§ **Items from a data source**
►

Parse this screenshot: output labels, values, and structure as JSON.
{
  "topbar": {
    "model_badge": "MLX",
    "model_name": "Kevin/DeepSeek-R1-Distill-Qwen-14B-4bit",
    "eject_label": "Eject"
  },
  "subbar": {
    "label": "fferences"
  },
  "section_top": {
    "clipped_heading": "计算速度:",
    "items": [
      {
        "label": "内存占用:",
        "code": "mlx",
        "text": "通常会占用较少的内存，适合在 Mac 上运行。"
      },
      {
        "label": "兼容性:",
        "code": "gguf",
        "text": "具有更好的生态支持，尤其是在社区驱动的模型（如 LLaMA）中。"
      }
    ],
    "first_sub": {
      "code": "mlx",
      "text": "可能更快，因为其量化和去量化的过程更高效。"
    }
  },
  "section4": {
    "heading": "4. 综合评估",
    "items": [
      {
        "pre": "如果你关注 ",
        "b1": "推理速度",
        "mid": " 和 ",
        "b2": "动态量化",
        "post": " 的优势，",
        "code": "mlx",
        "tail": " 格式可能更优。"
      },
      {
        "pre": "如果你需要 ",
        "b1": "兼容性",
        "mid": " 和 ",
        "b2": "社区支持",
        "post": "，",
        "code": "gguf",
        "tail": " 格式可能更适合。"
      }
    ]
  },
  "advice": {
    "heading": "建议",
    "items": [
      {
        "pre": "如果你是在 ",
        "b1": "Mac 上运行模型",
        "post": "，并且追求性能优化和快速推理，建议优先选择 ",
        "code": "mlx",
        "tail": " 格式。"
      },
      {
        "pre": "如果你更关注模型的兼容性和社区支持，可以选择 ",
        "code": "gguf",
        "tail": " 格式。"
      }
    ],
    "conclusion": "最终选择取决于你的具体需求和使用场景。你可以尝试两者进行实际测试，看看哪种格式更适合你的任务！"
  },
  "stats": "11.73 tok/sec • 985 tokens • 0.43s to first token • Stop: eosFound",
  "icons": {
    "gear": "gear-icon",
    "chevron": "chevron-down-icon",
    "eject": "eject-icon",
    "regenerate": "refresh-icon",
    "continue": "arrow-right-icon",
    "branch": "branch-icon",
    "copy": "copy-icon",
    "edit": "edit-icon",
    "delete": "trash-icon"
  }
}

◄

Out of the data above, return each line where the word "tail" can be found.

        "tail": " 格式可能更优。"
        "tail": " 格式可能更适合。"
        "tail": " 格式。"
        "tail": " 格式。"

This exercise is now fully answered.